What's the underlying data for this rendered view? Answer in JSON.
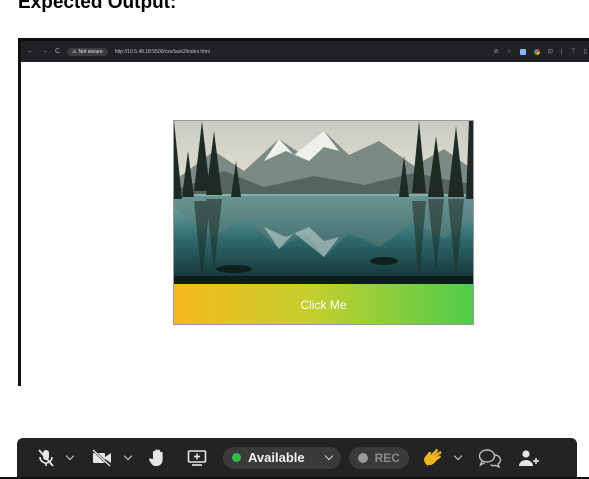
{
  "heading": "Expected Output:",
  "browser": {
    "nav_back": "←",
    "nav_forward": "→",
    "nav_reload": "C",
    "security_label": "Not secure",
    "url": "http://10.5.48.18:5500/css/task2/index.html"
  },
  "page": {
    "button_label": "Click Me",
    "button_gradient": [
      "#f6b91c",
      "#4fcc4a"
    ]
  },
  "toolbar": {
    "status_label": "Available",
    "status_color": "#2dbe4a",
    "rec_label": "REC",
    "icons": [
      "microphone-muted-icon",
      "video-off-icon",
      "raise-hand-icon",
      "share-screen-icon",
      "clap-emoji-icon",
      "chat-icon",
      "add-person-icon"
    ]
  }
}
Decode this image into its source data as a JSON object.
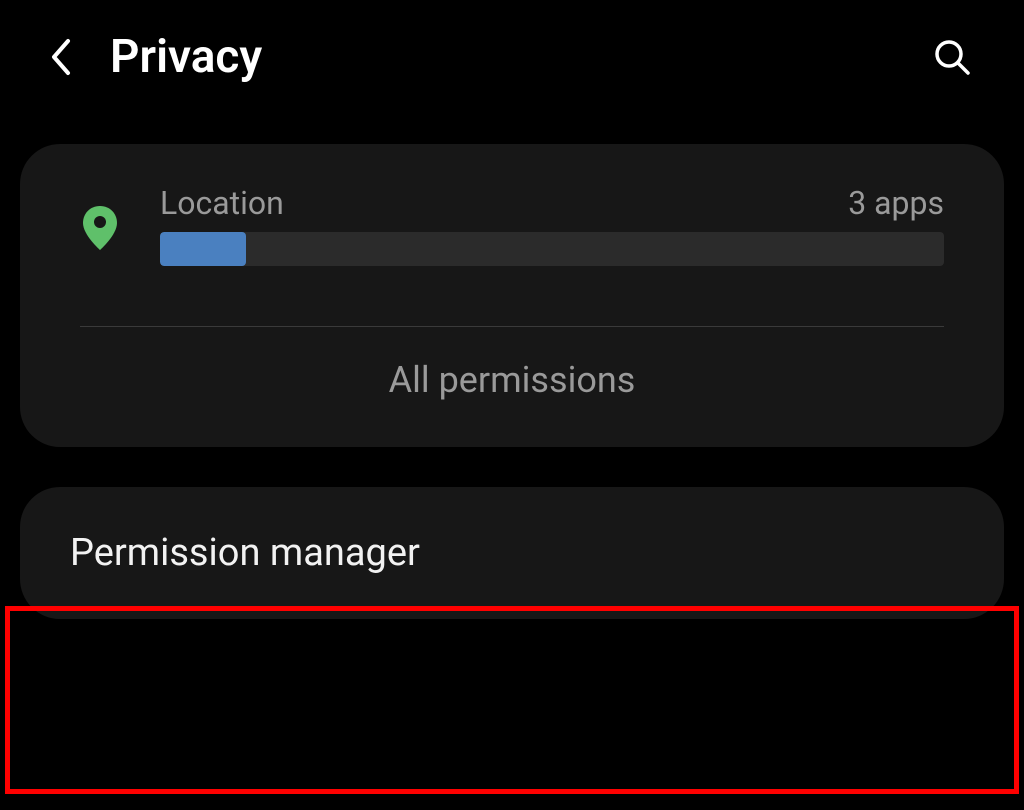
{
  "header": {
    "title": "Privacy"
  },
  "card": {
    "permission": {
      "label": "Location",
      "count_label": "3 apps",
      "fill_percent": 11
    },
    "all_permissions_label": "All permissions"
  },
  "list": {
    "permission_manager_label": "Permission manager"
  },
  "colors": {
    "accent_bar": "#4a80c0",
    "location_icon": "#5fc06a",
    "highlight": "#ff0000"
  }
}
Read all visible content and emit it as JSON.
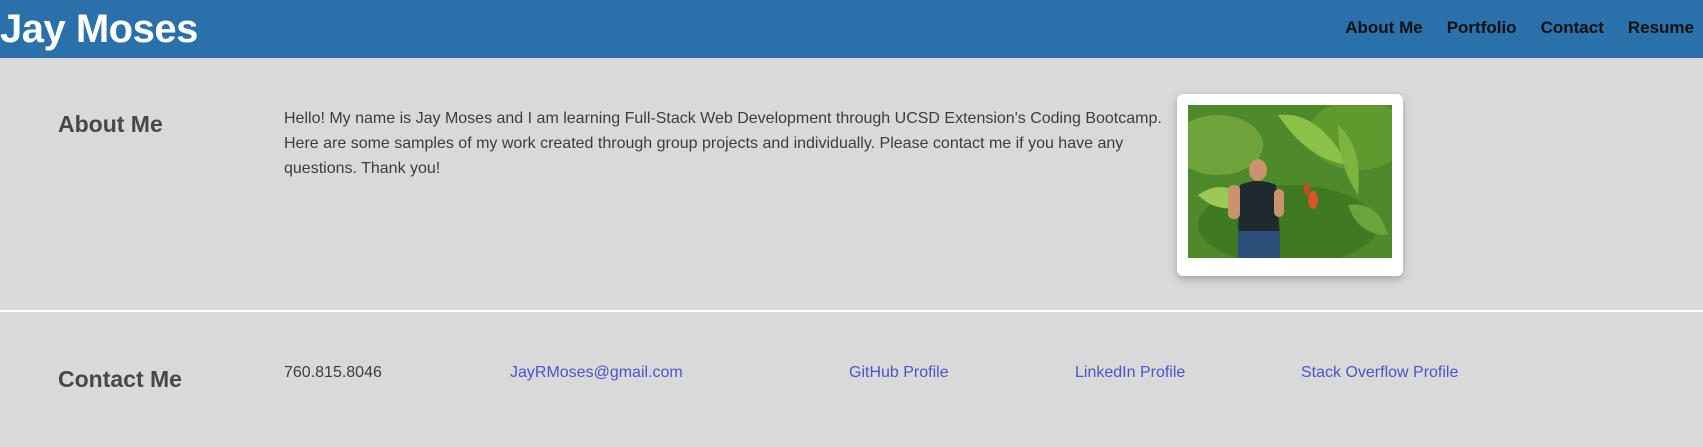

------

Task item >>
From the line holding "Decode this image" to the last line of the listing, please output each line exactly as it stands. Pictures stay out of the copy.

Solution for this problem >>
Decode this image into its source data as a JSON object.
{
  "header": {
    "title": "Privacy"
  },
  "card": {
    "permission": {
      "label": "Location",
      "count_label": "3 apps",
      "fill_percent": 11
    },
    "all_permissions_label": "All permissions"
  },
  "list": {
    "permission_manager_label": "Permission manager"
  },
  "colors": {
    "accent_bar": "#4a80c0",
    "location_icon": "#5fc06a",
    "highlight": "#ff0000"
  }
}
Read all visible content and emit it as JSON.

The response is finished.